*Recorded information*:
--- START ---

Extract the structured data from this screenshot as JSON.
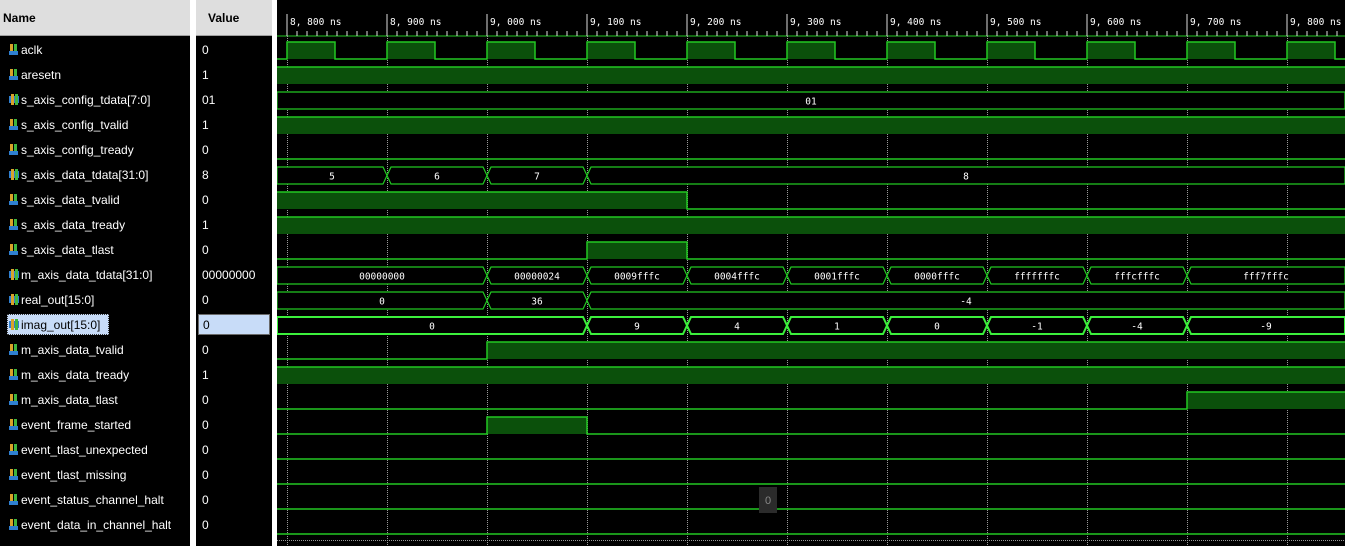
{
  "header": {
    "name_label": "Name",
    "value_label": "Value"
  },
  "time_ticks": [
    "8, 800 ns",
    "8, 900 ns",
    "9, 000 ns",
    "9, 100 ns",
    "9, 200 ns",
    "9, 300 ns",
    "9, 400 ns",
    "9, 500 ns",
    "9, 600 ns",
    "9, 700 ns",
    "9, 800 ns"
  ],
  "colors": {
    "wave": "#22c822",
    "fill": "#0b500b",
    "background": "#000000",
    "selected_value": "#c8dcf8"
  },
  "signals": [
    {
      "name": "aclk",
      "value": "0",
      "icon": "bit-signal-icon",
      "wave": {
        "type": "clock"
      }
    },
    {
      "name": "aresetn",
      "value": "1",
      "icon": "bit-signal-icon",
      "wave": {
        "type": "bit",
        "segments": [
          [
            0,
            10,
            1
          ]
        ]
      }
    },
    {
      "name": "s_axis_config_tdata[7:0]",
      "value": "01",
      "icon": "bus-signal-icon",
      "wave": {
        "type": "bus",
        "segments": [
          [
            0,
            10,
            "01"
          ]
        ]
      }
    },
    {
      "name": "s_axis_config_tvalid",
      "value": "1",
      "icon": "bit-signal-icon",
      "wave": {
        "type": "bit",
        "segments": [
          [
            0,
            10,
            1
          ]
        ]
      }
    },
    {
      "name": "s_axis_config_tready",
      "value": "0",
      "icon": "bit-signal-icon",
      "wave": {
        "type": "bit",
        "segments": [
          [
            0,
            10,
            0
          ]
        ]
      }
    },
    {
      "name": "s_axis_data_tdata[31:0]",
      "value": "8",
      "icon": "bus-signal-icon",
      "wave": {
        "type": "bus",
        "segments": [
          [
            0,
            1,
            "5"
          ],
          [
            1,
            2,
            "6"
          ],
          [
            2,
            3,
            "7"
          ],
          [
            3,
            10,
            "8"
          ]
        ]
      }
    },
    {
      "name": "s_axis_data_tvalid",
      "value": "0",
      "icon": "bit-signal-icon",
      "wave": {
        "type": "bit",
        "segments": [
          [
            0,
            4,
            1
          ],
          [
            4,
            10,
            0
          ]
        ]
      }
    },
    {
      "name": "s_axis_data_tready",
      "value": "1",
      "icon": "bit-signal-icon",
      "wave": {
        "type": "bit",
        "segments": [
          [
            0,
            10,
            1
          ]
        ]
      }
    },
    {
      "name": "s_axis_data_tlast",
      "value": "0",
      "icon": "bit-signal-icon",
      "wave": {
        "type": "bit",
        "segments": [
          [
            0,
            3,
            0
          ],
          [
            3,
            4,
            1
          ],
          [
            4,
            10,
            0
          ]
        ]
      }
    },
    {
      "name": "m_axis_data_tdata[31:0]",
      "value": "00000000",
      "icon": "bus-signal-icon",
      "wave": {
        "type": "bus",
        "segments": [
          [
            0,
            2,
            "00000000"
          ],
          [
            2,
            3,
            "00000024"
          ],
          [
            3,
            4,
            "0009fffc"
          ],
          [
            4,
            5,
            "0004fffc"
          ],
          [
            5,
            6,
            "0001fffc"
          ],
          [
            6,
            7,
            "0000fffc"
          ],
          [
            7,
            8,
            "fffffffc"
          ],
          [
            8,
            9,
            "fffcfffc"
          ],
          [
            9,
            10,
            "fff7fffc"
          ]
        ]
      }
    },
    {
      "name": "real_out[15:0]",
      "value": "0",
      "icon": "bus-signal-icon",
      "wave": {
        "type": "bus",
        "segments": [
          [
            0,
            2,
            "0"
          ],
          [
            2,
            3,
            "36"
          ],
          [
            3,
            10,
            "-4"
          ]
        ]
      }
    },
    {
      "name": "imag_out[15:0]",
      "value": "0",
      "icon": "bus-signal-icon",
      "selected": true,
      "wave": {
        "type": "bus",
        "highlight": true,
        "segments": [
          [
            0,
            3,
            "0"
          ],
          [
            3,
            4,
            "9"
          ],
          [
            4,
            5,
            "4"
          ],
          [
            5,
            6,
            "1"
          ],
          [
            6,
            7,
            "0"
          ],
          [
            7,
            8,
            "-1"
          ],
          [
            8,
            9,
            "-4"
          ],
          [
            9,
            10,
            "-9"
          ]
        ]
      }
    },
    {
      "name": "m_axis_data_tvalid",
      "value": "0",
      "icon": "bit-signal-icon",
      "wave": {
        "type": "bit",
        "segments": [
          [
            0,
            2,
            0
          ],
          [
            2,
            10,
            1
          ]
        ]
      }
    },
    {
      "name": "m_axis_data_tready",
      "value": "1",
      "icon": "bit-signal-icon",
      "wave": {
        "type": "bit",
        "segments": [
          [
            0,
            10,
            1
          ]
        ]
      }
    },
    {
      "name": "m_axis_data_tlast",
      "value": "0",
      "icon": "bit-signal-icon",
      "wave": {
        "type": "bit",
        "segments": [
          [
            0,
            9,
            0
          ],
          [
            9,
            10,
            1
          ]
        ]
      }
    },
    {
      "name": "event_frame_started",
      "value": "0",
      "icon": "bit-signal-icon",
      "wave": {
        "type": "bit",
        "segments": [
          [
            0,
            2,
            0
          ],
          [
            2,
            3,
            1
          ],
          [
            3,
            10,
            0
          ]
        ]
      }
    },
    {
      "name": "event_tlast_unexpected",
      "value": "0",
      "icon": "bit-signal-icon",
      "wave": {
        "type": "bit",
        "segments": [
          [
            0,
            10,
            0
          ]
        ]
      }
    },
    {
      "name": "event_tlast_missing",
      "value": "0",
      "icon": "bit-signal-icon",
      "wave": {
        "type": "bit",
        "segments": [
          [
            0,
            10,
            0
          ]
        ]
      }
    },
    {
      "name": "event_status_channel_halt",
      "value": "0",
      "icon": "bit-signal-icon",
      "wave": {
        "type": "bit",
        "segments": [
          [
            0,
            10,
            0
          ]
        ]
      }
    },
    {
      "name": "event_data_in_channel_halt",
      "value": "0",
      "icon": "bit-signal-icon",
      "wave": {
        "type": "bit",
        "segments": [
          [
            0,
            10,
            0
          ]
        ]
      }
    }
  ],
  "tooltip": {
    "text": "0"
  }
}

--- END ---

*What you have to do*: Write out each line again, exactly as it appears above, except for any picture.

*Response for this exercise*:
Extract the structured data from this screenshot as JSON.
{
  "header": {
    "name_label": "Name",
    "value_label": "Value"
  },
  "time_ticks": [
    "8, 800 ns",
    "8, 900 ns",
    "9, 000 ns",
    "9, 100 ns",
    "9, 200 ns",
    "9, 300 ns",
    "9, 400 ns",
    "9, 500 ns",
    "9, 600 ns",
    "9, 700 ns",
    "9, 800 ns"
  ],
  "colors": {
    "wave": "#22c822",
    "fill": "#0b500b",
    "background": "#000000",
    "selected_value": "#c8dcf8"
  },
  "signals": [
    {
      "name": "aclk",
      "value": "0",
      "icon": "bit-signal-icon",
      "wave": {
        "type": "clock"
      }
    },
    {
      "name": "aresetn",
      "value": "1",
      "icon": "bit-signal-icon",
      "wave": {
        "type": "bit",
        "segments": [
          [
            0,
            10,
            1
          ]
        ]
      }
    },
    {
      "name": "s_axis_config_tdata[7:0]",
      "value": "01",
      "icon": "bus-signal-icon",
      "wave": {
        "type": "bus",
        "segments": [
          [
            0,
            10,
            "01"
          ]
        ]
      }
    },
    {
      "name": "s_axis_config_tvalid",
      "value": "1",
      "icon": "bit-signal-icon",
      "wave": {
        "type": "bit",
        "segments": [
          [
            0,
            10,
            1
          ]
        ]
      }
    },
    {
      "name": "s_axis_config_tready",
      "value": "0",
      "icon": "bit-signal-icon",
      "wave": {
        "type": "bit",
        "segments": [
          [
            0,
            10,
            0
          ]
        ]
      }
    },
    {
      "name": "s_axis_data_tdata[31:0]",
      "value": "8",
      "icon": "bus-signal-icon",
      "wave": {
        "type": "bus",
        "segments": [
          [
            0,
            1,
            "5"
          ],
          [
            1,
            2,
            "6"
          ],
          [
            2,
            3,
            "7"
          ],
          [
            3,
            10,
            "8"
          ]
        ]
      }
    },
    {
      "name": "s_axis_data_tvalid",
      "value": "0",
      "icon": "bit-signal-icon",
      "wave": {
        "type": "bit",
        "segments": [
          [
            0,
            4,
            1
          ],
          [
            4,
            10,
            0
          ]
        ]
      }
    },
    {
      "name": "s_axis_data_tready",
      "value": "1",
      "icon": "bit-signal-icon",
      "wave": {
        "type": "bit",
        "segments": [
          [
            0,
            10,
            1
          ]
        ]
      }
    },
    {
      "name": "s_axis_data_tlast",
      "value": "0",
      "icon": "bit-signal-icon",
      "wave": {
        "type": "bit",
        "segments": [
          [
            0,
            3,
            0
          ],
          [
            3,
            4,
            1
          ],
          [
            4,
            10,
            0
          ]
        ]
      }
    },
    {
      "name": "m_axis_data_tdata[31:0]",
      "value": "00000000",
      "icon": "bus-signal-icon",
      "wave": {
        "type": "bus",
        "segments": [
          [
            0,
            2,
            "00000000"
          ],
          [
            2,
            3,
            "00000024"
          ],
          [
            3,
            4,
            "0009fffc"
          ],
          [
            4,
            5,
            "0004fffc"
          ],
          [
            5,
            6,
            "0001fffc"
          ],
          [
            6,
            7,
            "0000fffc"
          ],
          [
            7,
            8,
            "fffffffc"
          ],
          [
            8,
            9,
            "fffcfffc"
          ],
          [
            9,
            10,
            "fff7fffc"
          ]
        ]
      }
    },
    {
      "name": "real_out[15:0]",
      "value": "0",
      "icon": "bus-signal-icon",
      "wave": {
        "type": "bus",
        "segments": [
          [
            0,
            2,
            "0"
          ],
          [
            2,
            3,
            "36"
          ],
          [
            3,
            10,
            "-4"
          ]
        ]
      }
    },
    {
      "name": "imag_out[15:0]",
      "value": "0",
      "icon": "bus-signal-icon",
      "selected": true,
      "wave": {
        "type": "bus",
        "highlight": true,
        "segments": [
          [
            0,
            3,
            "0"
          ],
          [
            3,
            4,
            "9"
          ],
          [
            4,
            5,
            "4"
          ],
          [
            5,
            6,
            "1"
          ],
          [
            6,
            7,
            "0"
          ],
          [
            7,
            8,
            "-1"
          ],
          [
            8,
            9,
            "-4"
          ],
          [
            9,
            10,
            "-9"
          ]
        ]
      }
    },
    {
      "name": "m_axis_data_tvalid",
      "value": "0",
      "icon": "bit-signal-icon",
      "wave": {
        "type": "bit",
        "segments": [
          [
            0,
            2,
            0
          ],
          [
            2,
            10,
            1
          ]
        ]
      }
    },
    {
      "name": "m_axis_data_tready",
      "value": "1",
      "icon": "bit-signal-icon",
      "wave": {
        "type": "bit",
        "segments": [
          [
            0,
            10,
            1
          ]
        ]
      }
    },
    {
      "name": "m_axis_data_tlast",
      "value": "0",
      "icon": "bit-signal-icon",
      "wave": {
        "type": "bit",
        "segments": [
          [
            0,
            9,
            0
          ],
          [
            9,
            10,
            1
          ]
        ]
      }
    },
    {
      "name": "event_frame_started",
      "value": "0",
      "icon": "bit-signal-icon",
      "wave": {
        "type": "bit",
        "segments": [
          [
            0,
            2,
            0
          ],
          [
            2,
            3,
            1
          ],
          [
            3,
            10,
            0
          ]
        ]
      }
    },
    {
      "name": "event_tlast_unexpected",
      "value": "0",
      "icon": "bit-signal-icon",
      "wave": {
        "type": "bit",
        "segments": [
          [
            0,
            10,
            0
          ]
        ]
      }
    },
    {
      "name": "event_tlast_missing",
      "value": "0",
      "icon": "bit-signal-icon",
      "wave": {
        "type": "bit",
        "segments": [
          [
            0,
            10,
            0
          ]
        ]
      }
    },
    {
      "name": "event_status_channel_halt",
      "value": "0",
      "icon": "bit-signal-icon",
      "wave": {
        "type": "bit",
        "segments": [
          [
            0,
            10,
            0
          ]
        ]
      }
    },
    {
      "name": "event_data_in_channel_halt",
      "value": "0",
      "icon": "bit-signal-icon",
      "wave": {
        "type": "bit",
        "segments": [
          [
            0,
            10,
            0
          ]
        ]
      }
    }
  ],
  "tooltip": {
    "text": "0"
  }
}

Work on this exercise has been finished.